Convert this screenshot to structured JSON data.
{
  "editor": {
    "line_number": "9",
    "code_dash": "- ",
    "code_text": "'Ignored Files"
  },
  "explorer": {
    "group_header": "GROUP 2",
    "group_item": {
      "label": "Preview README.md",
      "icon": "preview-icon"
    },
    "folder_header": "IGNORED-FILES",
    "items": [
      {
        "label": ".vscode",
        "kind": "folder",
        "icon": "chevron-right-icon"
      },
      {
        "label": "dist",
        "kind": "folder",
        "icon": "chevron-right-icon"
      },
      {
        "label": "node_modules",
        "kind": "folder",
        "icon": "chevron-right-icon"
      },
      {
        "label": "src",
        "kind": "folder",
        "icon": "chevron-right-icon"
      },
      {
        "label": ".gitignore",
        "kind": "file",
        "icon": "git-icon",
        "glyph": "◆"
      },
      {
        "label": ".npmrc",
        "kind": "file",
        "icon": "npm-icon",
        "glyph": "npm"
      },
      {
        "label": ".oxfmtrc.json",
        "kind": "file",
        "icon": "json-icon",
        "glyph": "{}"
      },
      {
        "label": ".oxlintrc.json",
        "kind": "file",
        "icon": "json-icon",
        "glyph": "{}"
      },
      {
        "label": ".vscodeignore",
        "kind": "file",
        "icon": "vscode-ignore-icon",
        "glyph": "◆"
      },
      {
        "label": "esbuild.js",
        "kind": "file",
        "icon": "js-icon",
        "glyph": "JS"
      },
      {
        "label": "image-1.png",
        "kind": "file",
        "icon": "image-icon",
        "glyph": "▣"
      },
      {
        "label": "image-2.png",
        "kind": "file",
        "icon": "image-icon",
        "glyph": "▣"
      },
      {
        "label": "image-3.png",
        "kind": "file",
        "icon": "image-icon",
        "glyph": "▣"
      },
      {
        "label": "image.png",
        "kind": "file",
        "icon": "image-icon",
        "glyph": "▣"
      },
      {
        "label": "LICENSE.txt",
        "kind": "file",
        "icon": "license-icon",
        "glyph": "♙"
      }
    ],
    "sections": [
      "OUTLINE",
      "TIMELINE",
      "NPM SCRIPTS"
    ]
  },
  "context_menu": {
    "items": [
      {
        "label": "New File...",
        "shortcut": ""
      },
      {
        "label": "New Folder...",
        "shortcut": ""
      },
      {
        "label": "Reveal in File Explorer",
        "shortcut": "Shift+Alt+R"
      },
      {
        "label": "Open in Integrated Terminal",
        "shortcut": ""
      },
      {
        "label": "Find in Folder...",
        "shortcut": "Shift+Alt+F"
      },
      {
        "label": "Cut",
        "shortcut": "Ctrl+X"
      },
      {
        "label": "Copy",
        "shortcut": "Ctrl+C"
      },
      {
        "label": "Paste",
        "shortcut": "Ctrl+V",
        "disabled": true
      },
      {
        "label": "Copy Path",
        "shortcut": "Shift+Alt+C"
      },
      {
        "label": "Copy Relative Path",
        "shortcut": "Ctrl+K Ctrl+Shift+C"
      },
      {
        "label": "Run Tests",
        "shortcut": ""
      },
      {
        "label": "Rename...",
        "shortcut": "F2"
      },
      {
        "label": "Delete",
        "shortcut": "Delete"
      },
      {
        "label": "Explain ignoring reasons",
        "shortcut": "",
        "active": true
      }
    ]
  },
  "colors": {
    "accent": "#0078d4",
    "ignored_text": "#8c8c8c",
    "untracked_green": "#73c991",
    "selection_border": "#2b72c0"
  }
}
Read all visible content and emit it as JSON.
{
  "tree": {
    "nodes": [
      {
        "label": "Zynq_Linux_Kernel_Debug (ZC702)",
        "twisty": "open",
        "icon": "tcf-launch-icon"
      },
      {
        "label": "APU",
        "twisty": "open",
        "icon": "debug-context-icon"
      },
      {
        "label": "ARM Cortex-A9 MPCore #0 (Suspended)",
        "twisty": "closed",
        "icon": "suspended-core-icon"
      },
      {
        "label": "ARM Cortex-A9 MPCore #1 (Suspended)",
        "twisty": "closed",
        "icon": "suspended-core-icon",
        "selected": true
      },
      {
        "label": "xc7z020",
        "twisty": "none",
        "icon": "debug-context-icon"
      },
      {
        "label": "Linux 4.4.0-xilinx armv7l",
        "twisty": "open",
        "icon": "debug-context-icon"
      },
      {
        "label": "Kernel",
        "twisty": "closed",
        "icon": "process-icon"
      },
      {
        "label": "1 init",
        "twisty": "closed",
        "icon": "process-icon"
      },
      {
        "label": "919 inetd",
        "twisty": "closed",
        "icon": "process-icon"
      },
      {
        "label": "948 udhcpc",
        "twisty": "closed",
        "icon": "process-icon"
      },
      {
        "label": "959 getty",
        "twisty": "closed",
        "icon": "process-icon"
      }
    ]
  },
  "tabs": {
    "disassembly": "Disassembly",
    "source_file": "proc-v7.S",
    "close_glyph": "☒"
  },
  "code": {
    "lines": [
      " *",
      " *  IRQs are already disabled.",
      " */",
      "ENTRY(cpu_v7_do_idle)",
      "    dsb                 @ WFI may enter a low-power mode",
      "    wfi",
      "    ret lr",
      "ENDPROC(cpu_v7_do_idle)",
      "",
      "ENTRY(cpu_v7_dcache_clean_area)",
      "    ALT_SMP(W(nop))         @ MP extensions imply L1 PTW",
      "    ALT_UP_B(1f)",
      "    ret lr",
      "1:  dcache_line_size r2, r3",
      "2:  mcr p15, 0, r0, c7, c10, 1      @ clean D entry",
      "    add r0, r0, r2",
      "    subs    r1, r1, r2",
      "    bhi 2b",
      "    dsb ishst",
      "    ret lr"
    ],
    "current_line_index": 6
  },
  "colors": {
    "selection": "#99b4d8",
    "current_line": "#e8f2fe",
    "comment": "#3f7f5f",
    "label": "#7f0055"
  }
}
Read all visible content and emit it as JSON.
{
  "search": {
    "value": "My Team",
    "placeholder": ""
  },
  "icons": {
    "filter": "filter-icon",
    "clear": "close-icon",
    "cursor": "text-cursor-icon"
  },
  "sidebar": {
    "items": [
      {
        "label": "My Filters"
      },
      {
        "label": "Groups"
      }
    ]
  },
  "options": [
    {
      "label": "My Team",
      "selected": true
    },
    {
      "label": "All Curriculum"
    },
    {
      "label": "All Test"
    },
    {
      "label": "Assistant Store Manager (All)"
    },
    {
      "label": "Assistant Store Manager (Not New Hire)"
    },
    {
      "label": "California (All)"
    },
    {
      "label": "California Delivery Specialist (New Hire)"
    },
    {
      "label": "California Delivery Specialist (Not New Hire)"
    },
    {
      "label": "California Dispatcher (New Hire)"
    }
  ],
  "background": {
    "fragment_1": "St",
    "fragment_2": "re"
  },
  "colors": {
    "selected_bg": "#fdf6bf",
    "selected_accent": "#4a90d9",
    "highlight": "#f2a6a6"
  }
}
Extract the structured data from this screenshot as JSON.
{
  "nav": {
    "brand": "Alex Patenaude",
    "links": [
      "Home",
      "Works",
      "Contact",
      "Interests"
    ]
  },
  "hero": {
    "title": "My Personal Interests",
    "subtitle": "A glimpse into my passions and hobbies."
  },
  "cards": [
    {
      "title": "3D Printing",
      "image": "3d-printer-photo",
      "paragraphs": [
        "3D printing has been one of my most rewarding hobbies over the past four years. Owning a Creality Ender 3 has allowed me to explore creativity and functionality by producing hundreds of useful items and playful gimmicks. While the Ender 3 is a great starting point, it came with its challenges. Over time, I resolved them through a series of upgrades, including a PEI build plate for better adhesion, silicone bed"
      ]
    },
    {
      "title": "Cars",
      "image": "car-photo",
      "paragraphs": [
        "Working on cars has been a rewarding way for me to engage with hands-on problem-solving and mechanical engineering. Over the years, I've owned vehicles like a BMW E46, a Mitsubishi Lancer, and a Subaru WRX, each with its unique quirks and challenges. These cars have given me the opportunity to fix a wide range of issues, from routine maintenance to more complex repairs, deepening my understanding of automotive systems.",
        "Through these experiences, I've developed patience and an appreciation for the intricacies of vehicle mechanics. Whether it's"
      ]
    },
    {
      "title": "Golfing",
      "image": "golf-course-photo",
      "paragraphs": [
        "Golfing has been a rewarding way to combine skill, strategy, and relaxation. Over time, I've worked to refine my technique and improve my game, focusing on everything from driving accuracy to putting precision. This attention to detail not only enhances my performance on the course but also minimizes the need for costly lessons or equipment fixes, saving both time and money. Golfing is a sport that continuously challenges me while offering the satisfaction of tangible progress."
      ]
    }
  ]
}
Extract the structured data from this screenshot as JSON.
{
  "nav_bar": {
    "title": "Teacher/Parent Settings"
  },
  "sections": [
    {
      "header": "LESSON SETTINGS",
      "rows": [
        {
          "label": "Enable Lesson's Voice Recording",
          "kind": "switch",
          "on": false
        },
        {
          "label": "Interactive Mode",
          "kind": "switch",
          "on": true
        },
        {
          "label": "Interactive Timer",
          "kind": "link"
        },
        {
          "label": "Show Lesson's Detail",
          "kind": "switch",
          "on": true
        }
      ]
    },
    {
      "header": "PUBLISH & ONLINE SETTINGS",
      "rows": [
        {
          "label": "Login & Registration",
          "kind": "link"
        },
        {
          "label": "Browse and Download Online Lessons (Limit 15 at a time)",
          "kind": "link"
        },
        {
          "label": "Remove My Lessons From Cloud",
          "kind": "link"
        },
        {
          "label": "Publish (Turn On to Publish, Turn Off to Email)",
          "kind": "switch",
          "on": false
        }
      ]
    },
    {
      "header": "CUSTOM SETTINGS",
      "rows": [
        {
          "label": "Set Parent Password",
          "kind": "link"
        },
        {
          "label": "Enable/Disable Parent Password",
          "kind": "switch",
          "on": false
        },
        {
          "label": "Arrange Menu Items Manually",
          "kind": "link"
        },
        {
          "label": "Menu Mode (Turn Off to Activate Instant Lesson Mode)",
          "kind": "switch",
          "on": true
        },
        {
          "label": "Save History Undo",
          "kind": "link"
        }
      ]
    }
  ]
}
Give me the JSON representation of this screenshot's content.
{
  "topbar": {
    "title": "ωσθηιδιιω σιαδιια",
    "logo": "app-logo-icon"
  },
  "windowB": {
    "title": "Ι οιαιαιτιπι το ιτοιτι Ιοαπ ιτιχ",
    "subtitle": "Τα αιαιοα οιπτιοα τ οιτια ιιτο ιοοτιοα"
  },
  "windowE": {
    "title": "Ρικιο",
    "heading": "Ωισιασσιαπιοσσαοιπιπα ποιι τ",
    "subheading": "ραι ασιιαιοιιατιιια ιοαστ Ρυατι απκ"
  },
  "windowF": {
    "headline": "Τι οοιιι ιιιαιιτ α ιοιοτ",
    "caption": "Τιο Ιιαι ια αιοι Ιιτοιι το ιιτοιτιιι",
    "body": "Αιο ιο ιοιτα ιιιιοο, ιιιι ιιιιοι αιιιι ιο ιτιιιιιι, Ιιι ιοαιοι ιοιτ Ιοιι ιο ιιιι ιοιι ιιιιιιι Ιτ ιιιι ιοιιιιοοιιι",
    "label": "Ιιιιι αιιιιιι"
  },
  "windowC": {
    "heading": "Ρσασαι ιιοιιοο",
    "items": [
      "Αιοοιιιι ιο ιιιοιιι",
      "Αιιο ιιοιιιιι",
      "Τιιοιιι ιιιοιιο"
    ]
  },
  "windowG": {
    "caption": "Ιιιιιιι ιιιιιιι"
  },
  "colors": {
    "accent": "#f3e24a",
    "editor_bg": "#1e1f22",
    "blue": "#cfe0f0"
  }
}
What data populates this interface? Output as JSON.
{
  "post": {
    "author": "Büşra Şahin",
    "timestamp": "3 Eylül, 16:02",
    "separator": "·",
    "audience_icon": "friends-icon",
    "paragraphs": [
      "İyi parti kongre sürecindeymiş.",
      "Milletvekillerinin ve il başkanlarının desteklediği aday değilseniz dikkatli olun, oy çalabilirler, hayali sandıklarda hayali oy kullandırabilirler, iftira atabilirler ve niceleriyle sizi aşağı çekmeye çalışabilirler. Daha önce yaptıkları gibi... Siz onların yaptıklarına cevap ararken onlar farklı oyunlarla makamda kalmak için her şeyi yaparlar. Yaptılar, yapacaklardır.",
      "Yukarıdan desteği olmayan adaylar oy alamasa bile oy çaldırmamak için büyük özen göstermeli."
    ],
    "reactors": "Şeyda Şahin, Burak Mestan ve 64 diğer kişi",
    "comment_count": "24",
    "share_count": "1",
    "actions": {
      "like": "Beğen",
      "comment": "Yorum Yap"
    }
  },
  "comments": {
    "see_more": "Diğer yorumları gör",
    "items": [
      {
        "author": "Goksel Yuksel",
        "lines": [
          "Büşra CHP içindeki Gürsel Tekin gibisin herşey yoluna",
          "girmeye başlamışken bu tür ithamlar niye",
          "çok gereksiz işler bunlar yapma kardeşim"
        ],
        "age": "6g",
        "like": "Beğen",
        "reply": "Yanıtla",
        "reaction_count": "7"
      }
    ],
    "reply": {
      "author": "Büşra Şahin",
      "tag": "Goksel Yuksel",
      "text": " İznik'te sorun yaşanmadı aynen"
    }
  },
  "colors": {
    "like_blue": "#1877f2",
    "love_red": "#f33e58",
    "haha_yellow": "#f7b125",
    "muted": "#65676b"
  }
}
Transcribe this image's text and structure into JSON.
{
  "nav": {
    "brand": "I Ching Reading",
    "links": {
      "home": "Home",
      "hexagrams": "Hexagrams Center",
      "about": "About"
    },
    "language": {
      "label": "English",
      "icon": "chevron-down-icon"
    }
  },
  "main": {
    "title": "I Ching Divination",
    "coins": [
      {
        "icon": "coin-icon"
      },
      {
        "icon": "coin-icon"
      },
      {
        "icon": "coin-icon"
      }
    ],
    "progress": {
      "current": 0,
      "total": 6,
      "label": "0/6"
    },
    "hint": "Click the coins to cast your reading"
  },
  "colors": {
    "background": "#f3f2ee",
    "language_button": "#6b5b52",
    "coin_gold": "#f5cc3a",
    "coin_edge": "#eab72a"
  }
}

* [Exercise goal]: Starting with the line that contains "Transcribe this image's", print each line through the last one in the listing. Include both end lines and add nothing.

* [Written response]:
Transcribe this image's text and structure into JSON.
{
  "nav": {
    "brand": "I Ching Reading",
    "links": {
      "home": "Home",
      "hexagrams": "Hexagrams Center",
      "about": "About"
    },
    "language": {
      "label": "English",
      "icon": "chevron-down-icon"
    }
  },
  "main": {
    "title": "I Ching Divination",
    "coins": [
      {
        "icon": "coin-icon"
      },
      {
        "icon": "coin-icon"
      },
      {
        "icon": "coin-icon"
      }
    ],
    "progress": {
      "current": 0,
      "total": 6,
      "label": "0/6"
    },
    "hint": "Click the coins to cast your reading"
  },
  "colors": {
    "background": "#f3f2ee",
    "language_button": "#6b5b52",
    "coin_gold": "#f5cc3a",
    "coin_edge": "#eab72a"
  }
}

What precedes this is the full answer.